I trust you will excuse me for trespassing upon columns; but when a new invention is offered to the public, the results of practical trials may be of service.
SAM. W. BAKER
Baker's Paradox Gun today.
Ordered in 1887 for use in India and Egypt during the winters of 1888 – 1892, and with the unfortunate death of Sir Samuel White Bakers in 1893, the gun has appeared to have little use. The period between 1893 and 2004 remains a mystery.
The gun was sleeved in 1967 by Holland and Holland, this removed the rifling in the barrels, and allowed the gun to be retain on a shotgun certificate.
The gun has retained its 8 ¼ pound weight, with the gun balance point directly over the hinge pin. The Joseph Brazier locks remain in as new condition, crisp with excellent trigger pulls. The butt plate tells its own story of age and time gone by. The top of the comb shows the remainder of the widows’ peak from its original metal in-let butt plate, and then we have an extension of compressed horn, this being the gun’s second buttplate. Finally, the gun has been lengthened in a vulcanite material to 15 inches LOP (length of pull)
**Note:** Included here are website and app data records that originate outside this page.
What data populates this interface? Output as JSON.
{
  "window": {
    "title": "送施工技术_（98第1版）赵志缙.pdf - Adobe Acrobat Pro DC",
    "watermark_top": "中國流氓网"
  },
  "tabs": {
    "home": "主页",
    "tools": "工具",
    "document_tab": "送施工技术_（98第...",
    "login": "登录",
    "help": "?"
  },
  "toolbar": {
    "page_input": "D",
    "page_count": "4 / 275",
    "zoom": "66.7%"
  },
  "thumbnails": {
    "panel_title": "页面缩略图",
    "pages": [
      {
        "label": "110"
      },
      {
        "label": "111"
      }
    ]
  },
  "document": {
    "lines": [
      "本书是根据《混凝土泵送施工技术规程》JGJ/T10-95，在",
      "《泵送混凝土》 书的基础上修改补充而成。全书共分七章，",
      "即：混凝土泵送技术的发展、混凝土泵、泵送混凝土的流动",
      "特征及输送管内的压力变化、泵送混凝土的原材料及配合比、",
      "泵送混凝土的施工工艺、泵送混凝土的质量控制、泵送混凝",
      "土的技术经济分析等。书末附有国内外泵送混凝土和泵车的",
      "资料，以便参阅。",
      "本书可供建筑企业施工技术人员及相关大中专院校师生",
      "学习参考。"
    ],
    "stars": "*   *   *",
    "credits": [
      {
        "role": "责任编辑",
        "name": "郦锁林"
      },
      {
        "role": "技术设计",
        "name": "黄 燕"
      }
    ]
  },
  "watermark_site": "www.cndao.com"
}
The gun handles exceptionally well, although a little heavy – The pedigree remains.
'PARADOX; The story of G.V. Fosbery, Holland & Holland and the Paradox', by Roger E. Lake and David J. Baker, is a fascinating, detailled study of the Paradox, its developmen, performance, manifestations and variants.
Published by Vintage Guns Ltd on